The Irish Snake Mistake
Every March, millions of people celebrate the day that St. Patrick drove out snakes from Ireland. According to legend, Saint Patrick was continuing a 40-day fast when he was attacked by snakes atop a hill during the 5th century. After driving them into the sea, snakes were banished from Ireland forever.
Which sounds like a sweet story and probably Indiana Jones’ dream come true. Except for one minor detail: there were never any snakes in Ireland.
In fact, scientists have found no archaeological evidence of snakes at any time on the Emerald Isle. They assert that this is due to the most recent Ice Age — Ireland’s climate was far too cold to harbor any silent slitherers until 10,000 years ago. Other land species like the brown bear, wild boar, and lynx could sustain the climate towards the end of the Ice Age, but snake populations are historically slow at colonizing new areas.
Around 6,500 years ago, a land bridge between Europe and Britain allowed three species of snakes (the venomous adder, grass snake, and smooth snake) to migrate to the U.K. But due to a surge in sea level as glaciers melted, the land bridge that connected Ireland to Britain was flooded. So as the climate warmed, snakes returned to northern and western Europe and even traveled as far as the Arctic Circle, but never made it to Ireland.
The story of St. Patrick it seems, was more allegorical than it was literal. As a born-Brit converted to Christianity, St. Patrick went to Ireland to spread his religious beliefs and convert the Irish from polytheism. And, since snakes are traditional symbols of evil and heathenism (think Satan in the Garden of Eden), the story can instead be translated as a metaphor for his Christian influence in the area.

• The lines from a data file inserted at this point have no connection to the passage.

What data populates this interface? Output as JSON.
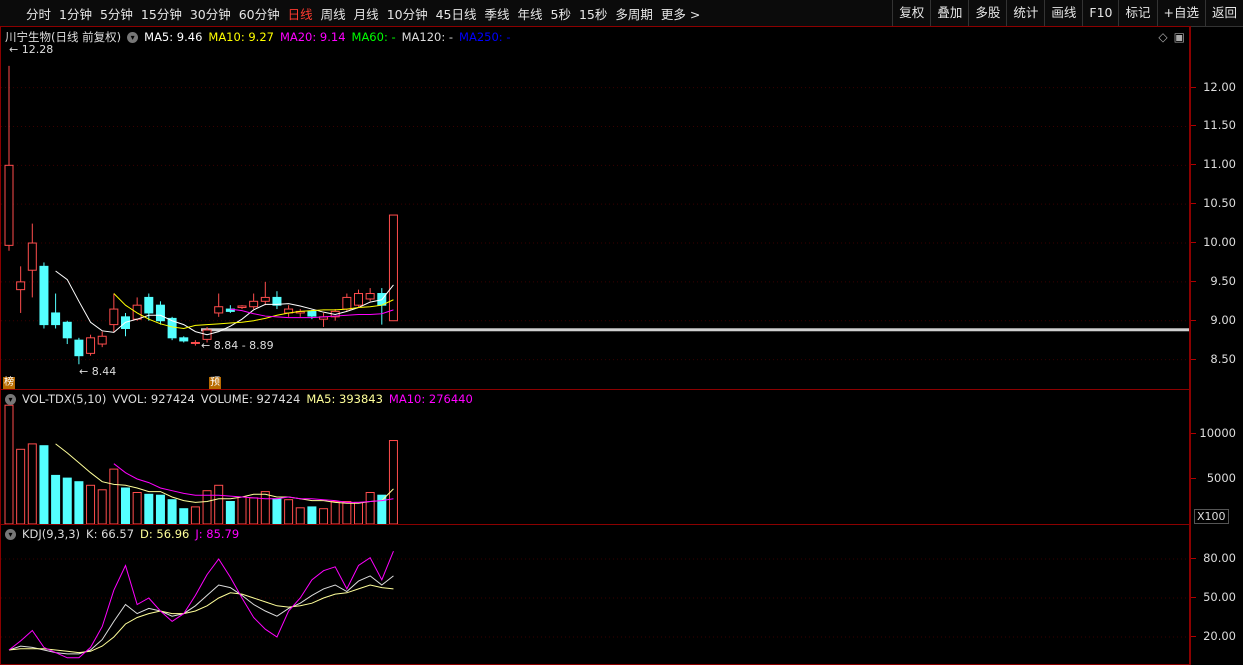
{
  "toolbar": {
    "periods": [
      "分时",
      "1分钟",
      "5分钟",
      "15分钟",
      "30分钟",
      "60分钟",
      "日线",
      "周线",
      "月线",
      "10分钟",
      "45日线",
      "季线",
      "年线",
      "5秒",
      "15秒",
      "多周期",
      "更多 >"
    ],
    "active": "日线",
    "right_buttons": [
      "复权",
      "叠加",
      "多股",
      "统计",
      "画线",
      "F10",
      "标记",
      "+自选",
      "返回"
    ]
  },
  "price_panel": {
    "title": "川宁生物(日线 前复权)",
    "ma": [
      {
        "label": "MA5: 9.46",
        "color": "#ffffff"
      },
      {
        "label": "MA10: 9.27",
        "color": "#ffff00"
      },
      {
        "label": "MA20: 9.14",
        "color": "#ff00ff"
      },
      {
        "label": "MA60: -",
        "color": "#00ff00"
      },
      {
        "label": "MA120: -",
        "color": "#dddddd"
      },
      {
        "label": "MA250: -",
        "color": "#0000ff"
      }
    ],
    "high_label": "12.28",
    "low_label": "8.44",
    "range_label": "8.84 - 8.89",
    "badge1": "榜",
    "badge2": "预",
    "axis": [
      "12.00",
      "11.50",
      "11.00",
      "10.50",
      "10.00",
      "9.50",
      "9.00",
      "8.50"
    ]
  },
  "vol_panel": {
    "items": [
      {
        "label": "VOL-TDX(5,10)",
        "color": "#dddddd"
      },
      {
        "label": "VVOL: 927424",
        "color": "#dddddd"
      },
      {
        "label": "VOLUME: 927424",
        "color": "#dddddd"
      },
      {
        "label": "MA5: 393843",
        "color": "#ffff99"
      },
      {
        "label": "MA10: 276440",
        "color": "#ff00ff"
      }
    ],
    "axis": [
      "10000",
      "5000"
    ],
    "unit": "X100"
  },
  "kdj_panel": {
    "items": [
      {
        "label": "KDJ(9,3,3)",
        "color": "#dddddd"
      },
      {
        "label": "K: 66.57",
        "color": "#dddddd"
      },
      {
        "label": "D: 56.96",
        "color": "#ffff99"
      },
      {
        "label": "J: 85.79",
        "color": "#ff00ff"
      }
    ],
    "axis": [
      "80.00",
      "50.00",
      "20.00"
    ]
  },
  "colors": {
    "up": "#ff4d4d",
    "down": "#54ffff",
    "border": "#8b0000"
  },
  "chart_data": {
    "type": "candlestick",
    "candles": [
      {
        "o": 9.97,
        "c": 11.0,
        "h": 12.28,
        "l": 9.9
      },
      {
        "o": 9.4,
        "c": 9.5,
        "h": 9.7,
        "l": 9.1
      },
      {
        "o": 9.65,
        "c": 10.0,
        "h": 10.25,
        "l": 9.3
      },
      {
        "o": 9.7,
        "c": 8.95,
        "h": 9.75,
        "l": 8.9
      },
      {
        "o": 9.1,
        "c": 8.95,
        "h": 9.35,
        "l": 8.9
      },
      {
        "o": 8.98,
        "c": 8.78,
        "h": 9.0,
        "l": 8.7
      },
      {
        "o": 8.75,
        "c": 8.55,
        "h": 8.78,
        "l": 8.44
      },
      {
        "o": 8.58,
        "c": 8.78,
        "h": 8.82,
        "l": 8.55
      },
      {
        "o": 8.7,
        "c": 8.8,
        "h": 8.86,
        "l": 8.66
      },
      {
        "o": 8.95,
        "c": 9.15,
        "h": 9.35,
        "l": 8.85
      },
      {
        "o": 9.05,
        "c": 8.9,
        "h": 9.1,
        "l": 8.8
      },
      {
        "o": 9.02,
        "c": 9.2,
        "h": 9.3,
        "l": 9.0
      },
      {
        "o": 9.3,
        "c": 9.1,
        "h": 9.35,
        "l": 9.0
      },
      {
        "o": 9.2,
        "c": 9.0,
        "h": 9.25,
        "l": 8.95
      },
      {
        "o": 9.03,
        "c": 8.78,
        "h": 9.05,
        "l": 8.75
      },
      {
        "o": 8.78,
        "c": 8.74,
        "h": 8.8,
        "l": 8.72
      },
      {
        "o": 8.72,
        "c": 8.72,
        "h": 8.75,
        "l": 8.68
      },
      {
        "o": 8.76,
        "c": 8.88,
        "h": 8.92,
        "l": 8.72
      },
      {
        "o": 9.1,
        "c": 9.18,
        "h": 9.35,
        "l": 9.05
      },
      {
        "o": 9.15,
        "c": 9.12,
        "h": 9.2,
        "l": 9.1
      },
      {
        "o": 9.17,
        "c": 9.19,
        "h": 9.2,
        "l": 9.15
      },
      {
        "o": 9.18,
        "c": 9.25,
        "h": 9.35,
        "l": 9.15
      },
      {
        "o": 9.25,
        "c": 9.3,
        "h": 9.5,
        "l": 9.2
      },
      {
        "o": 9.3,
        "c": 9.2,
        "h": 9.38,
        "l": 9.15
      },
      {
        "o": 9.1,
        "c": 9.15,
        "h": 9.2,
        "l": 9.05
      },
      {
        "o": 9.1,
        "c": 9.12,
        "h": 9.15,
        "l": 9.05
      },
      {
        "o": 9.12,
        "c": 9.06,
        "h": 9.14,
        "l": 9.02
      },
      {
        "o": 9.02,
        "c": 9.05,
        "h": 9.1,
        "l": 8.92
      },
      {
        "o": 9.05,
        "c": 9.12,
        "h": 9.15,
        "l": 9.0
      },
      {
        "o": 9.15,
        "c": 9.3,
        "h": 9.35,
        "l": 9.12
      },
      {
        "o": 9.2,
        "c": 9.35,
        "h": 9.4,
        "l": 9.18
      },
      {
        "o": 9.28,
        "c": 9.35,
        "h": 9.42,
        "l": 9.25
      },
      {
        "o": 9.35,
        "c": 9.2,
        "h": 9.42,
        "l": 8.95
      },
      {
        "o": 9.0,
        "c": 10.36,
        "h": 10.36,
        "l": 9.0
      }
    ],
    "ma5": [
      null,
      null,
      null,
      null,
      9.64,
      9.53,
      9.25,
      8.98,
      8.87,
      8.85,
      8.98,
      9.02,
      9.07,
      9.07,
      9.0,
      8.95,
      8.86,
      8.82,
      8.86,
      8.93,
      9.02,
      9.14,
      9.21,
      9.21,
      9.22,
      9.19,
      9.15,
      9.11,
      9.08,
      9.12,
      9.17,
      9.24,
      9.27,
      9.46
    ],
    "ma10": [
      null,
      null,
      null,
      null,
      null,
      null,
      null,
      null,
      null,
      9.35,
      9.2,
      9.1,
      9.02,
      8.96,
      8.92,
      8.9,
      8.94,
      8.95,
      8.96,
      8.97,
      8.98,
      9.0,
      9.03,
      9.07,
      9.1,
      9.12,
      9.13,
      9.14,
      9.14,
      9.15,
      9.17,
      9.18,
      9.2,
      9.27
    ],
    "ma20": [
      null,
      null,
      null,
      null,
      null,
      null,
      null,
      null,
      null,
      null,
      null,
      null,
      null,
      null,
      null,
      null,
      null,
      null,
      null,
      9.15,
      9.13,
      9.09,
      9.06,
      9.05,
      9.04,
      9.04,
      9.04,
      9.05,
      9.06,
      9.07,
      9.08,
      9.08,
      9.09,
      9.14
    ],
    "volume": [
      13200,
      8300,
      8900,
      8700,
      5400,
      5100,
      4700,
      4300,
      3800,
      6100,
      4000,
      3500,
      3300,
      3200,
      2700,
      1700,
      1900,
      3700,
      4300,
      2500,
      3000,
      2900,
      3600,
      2800,
      2700,
      1800,
      1900,
      1700,
      2500,
      2500,
      2400,
      3500,
      3200,
      9274
    ],
    "vol_ma5": [
      null,
      null,
      null,
      null,
      8900,
      7900,
      6800,
      5700,
      4700,
      4400,
      4300,
      4000,
      3600,
      3600,
      3000,
      2600,
      2400,
      2500,
      2800,
      2800,
      3000,
      3300,
      3300,
      3000,
      3000,
      2800,
      2600,
      2600,
      2400,
      2300,
      2300,
      2500,
      2600,
      3900
    ],
    "vol_ma10": [
      null,
      null,
      null,
      null,
      null,
      null,
      null,
      null,
      null,
      6700,
      5700,
      5000,
      4600,
      4000,
      3700,
      3400,
      3200,
      3200,
      3200,
      3100,
      3000,
      2900,
      2800,
      2800,
      3000,
      2800,
      2800,
      2700,
      2600,
      2400,
      2400,
      2500,
      2600,
      2800
    ],
    "kdj_k": [
      10,
      13,
      12,
      10,
      8,
      7,
      7,
      10,
      18,
      32,
      45,
      38,
      42,
      40,
      36,
      38,
      44,
      52,
      60,
      58,
      52,
      45,
      40,
      36,
      42,
      46,
      52,
      57,
      60,
      55,
      63,
      67,
      60,
      67
    ],
    "kdj_d": [
      10,
      11,
      11,
      11,
      10,
      9,
      8,
      9,
      13,
      20,
      30,
      35,
      38,
      40,
      38,
      38,
      40,
      44,
      50,
      54,
      53,
      50,
      47,
      44,
      43,
      44,
      46,
      50,
      53,
      54,
      57,
      60,
      58,
      57
    ],
    "kdj_j": [
      10,
      17,
      25,
      12,
      8,
      4,
      4,
      12,
      28,
      56,
      75,
      45,
      50,
      40,
      32,
      38,
      52,
      68,
      80,
      66,
      50,
      35,
      26,
      20,
      40,
      50,
      64,
      71,
      74,
      57,
      75,
      81,
      64,
      86
    ],
    "price_range": [
      8.25,
      12.6
    ],
    "vol_range": [
      0,
      14000
    ],
    "kdj_range": [
      0,
      100
    ]
  }
}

For more fun facts about snakes, check out the Reptile Living Room!